▶ **WORK TO COMPLETE**:
Copy out, from the data, each line containing the string "title".

▶ **GIVEN DATA**:

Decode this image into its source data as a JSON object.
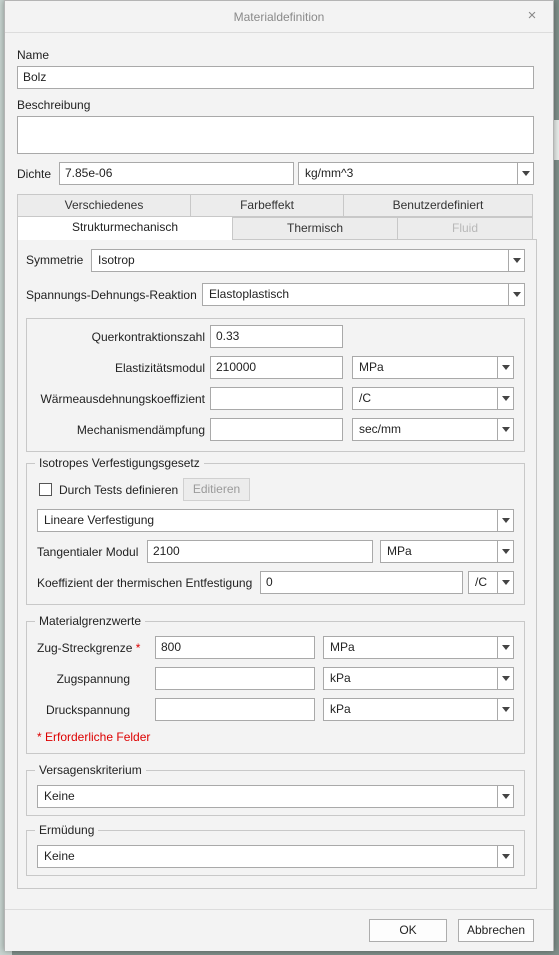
{
  "dialog": {
    "title": "Materialdefinition"
  },
  "name": {
    "label": "Name",
    "value": "Bolz"
  },
  "beschreibung": {
    "label": "Beschreibung",
    "value": ""
  },
  "dichte": {
    "label": "Dichte",
    "value": "7.85e-06",
    "unit": "kg/mm^3"
  },
  "tabs_row1": [
    "Verschiedenes",
    "Farbeffekt",
    "Benutzerdefiniert"
  ],
  "tabs_row2": [
    "Strukturmechanisch",
    "Thermisch",
    "Fluid"
  ],
  "struktur": {
    "symmetrie_label": "Symmetrie",
    "symmetrie_value": "Isotrop",
    "reaktion_label": "Spannungs-Dehnungs-Reaktion",
    "reaktion_value": "Elastoplastisch"
  },
  "props": {
    "querkontraktion_label": "Querkontraktionszahl",
    "querkontraktion_value": "0.33",
    "emodul_label": "Elastizitätsmodul",
    "emodul_value": "210000",
    "emodul_unit": "MPa",
    "waerme_label": "Wärmeausdehnungskoeffizient",
    "waerme_value": "",
    "waerme_unit": "/C",
    "daempfung_label": "Mechanismendämpfung",
    "daempfung_value": "",
    "daempfung_unit": "sec/mm"
  },
  "verfestigung": {
    "title": "Isotropes Verfestigungsgesetz",
    "tests_label": "Durch Tests definieren",
    "editieren_label": "Editieren",
    "typ_value": "Lineare Verfestigung",
    "tangential_label": "Tangentialer Modul",
    "tangential_value": "2100",
    "tangential_unit": "MPa",
    "koeff_label": "Koeffizient der thermischen Entfestigung",
    "koeff_value": "0",
    "koeff_unit": "/C"
  },
  "grenzwerte": {
    "title": "Materialgrenzwerte",
    "zug_streck_label": "Zug-Streckgrenze",
    "required_mark": "*",
    "zug_streck_value": "800",
    "zug_streck_unit": "MPa",
    "zug_label": "Zugspannung",
    "zug_value": "",
    "zug_unit": "kPa",
    "druck_label": "Druckspannung",
    "druck_value": "",
    "druck_unit": "kPa",
    "required_note": "* Erforderliche Felder"
  },
  "versagen": {
    "title": "Versagenskriterium",
    "value": "Keine"
  },
  "ermuedung": {
    "title": "Ermüdung",
    "value": "Keine"
  },
  "footer": {
    "ok_label": "OK",
    "cancel_label": "Abbrechen"
  }
}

▶ **EXERCISE RESPONSE**:
    "title": "Materialdefinition"
    "title": "Isotropes Verfestigungsgesetz",
    "title": "Materialgrenzwerte",
    "title": "Versagenskriterium",
    "title": "Ermüdung",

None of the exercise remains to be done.